TL;DR – Yes, the PAP and NTUC enjoy a strong symbiotic relationship and listen to this, it can only mean good things for Singaporean workers.
If you don’t know by now, the Labour Movement has always been the PAP’s key partner. The PAP-NTUC symbiotic relationship dates back to the 1960s. Yes, the ties go all the way back – before either “PAP” or “NTUC” even existed!
You see, Mr Lee Kuan Yew began his political career as a lawyer representing the postal workers’ union. He helped them gain better wages and terms of service from the colonial government then! By the time the PAP was formed in 1954, Mr Lee was legal adviser to more than 100 unions and associations. Many other founding members of the PAP were unionists as well.
Naysayers had expressed concerns over this symbiotic relationship. But as PM Lee said in his 2021 May Day Message.
“Tripartism and cooperation have been far more effective in securing workers’ welfare and livelihoods than militancy and conflict.”
Mr Lee had the interests of workers at heart even in the early days. So did many of the founding members of the PAP. The party had only one clear goal in mind from Day One: make Singapore a better place to live in. This could only be done if the economics of the country was strong. How to get there though? With the support of an empowered workforce.
From the get go, the PAP was preoccupied with jobs and workers. After all, a job is the best welfare. The only way the country was to survive, was to have strong economic activity. Pursuing investors was one of Singapore’s key strategy from the early days. And it continues today!
Then, trade unionists were influenced by communist leaders to riot and strike for political purpose. This was a period when the trade union movement was hostile. Now, pause for a moment here, do we want that today? Nope. One can only imagine the man-hours that will be lost to industrial action and subsequent job losses.
In Singapore, our unique formula of the tripartite model has seen us through some tough times…
As a young nation, the first crisis Singapore faced was the withdrawal of British forces.
Followed by the 1973 oil crisis, our first major recession in 1985, the Asian Financial Crisis, Severe Acute Respiratory Syndrome (SARS), the Global Financial Crisis and now, the Covid-19 pandemic. Hand to heart, has this model failed us?
Our tripartite model has seen us through each of these crises with minimal damage.
- Workers made sacrifices, and accepted pay cuts. The Unions fought for better training opportunities to help workers pivot, bounce back or fair retrenchment packages in the evitable event of lay-offs.

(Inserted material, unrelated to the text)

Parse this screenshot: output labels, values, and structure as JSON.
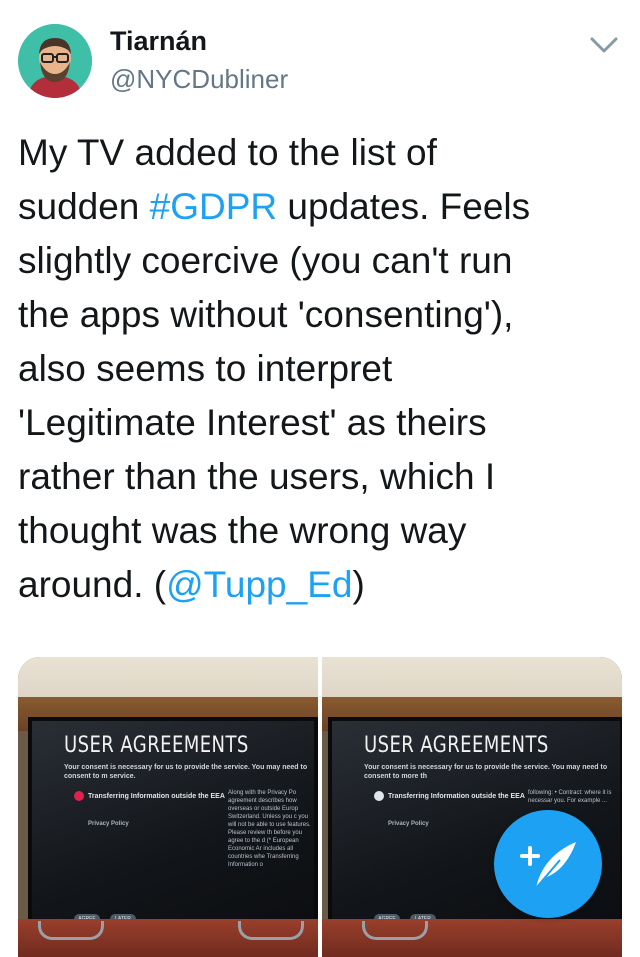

- Employers pulled their weight, and with wage and training support from the government, tried to save as many jobs as possible.
- Government supported businesses and workers through the slew of support measure – remember the 4 Budgets that DPM Heng rolled out in 2020?
Singapore had to create a trade union movement that was harmonious, where employees, employers and even the government could work together to create win-win-win outcomes. And they did.
In the early days, the PAP provided leadership, direction and vision for the Labour Movement. The party’s Members of Parliament (MPs) — who are often invited to serve as advisors to various unions — “go beyond advising, to helping out with the union ground, engaging workers directly”. This gave the PAP MPs strong ground understanding of worker issues – why workers are worried, angry, and what their concerns are. They can then speak up in Parliament on behalf of workers and bring better outcomes.
To this day, the PAP and the NTUC still emphasise this symbiotic relationship. No, it’s not a hush-hush relationship. The PAP and NTUC enjoy a strong symbiotic relationship and listen to this, it can only mean good things for Singaporean workers. This Labour Movement is not about only serving some workers. They are determined to make sure that they are a representative, relevant and strong force to represent all workers in Singapore. And they have proven themselves in their ability to keep up with the needs of working people, especially when technological disruptions will result in the creation of new jobs and need for new skills.
A collective strength and voice through attracting more members, that’s how the unions can safeguard the welfare and interests of workers in Singapore in the days to come.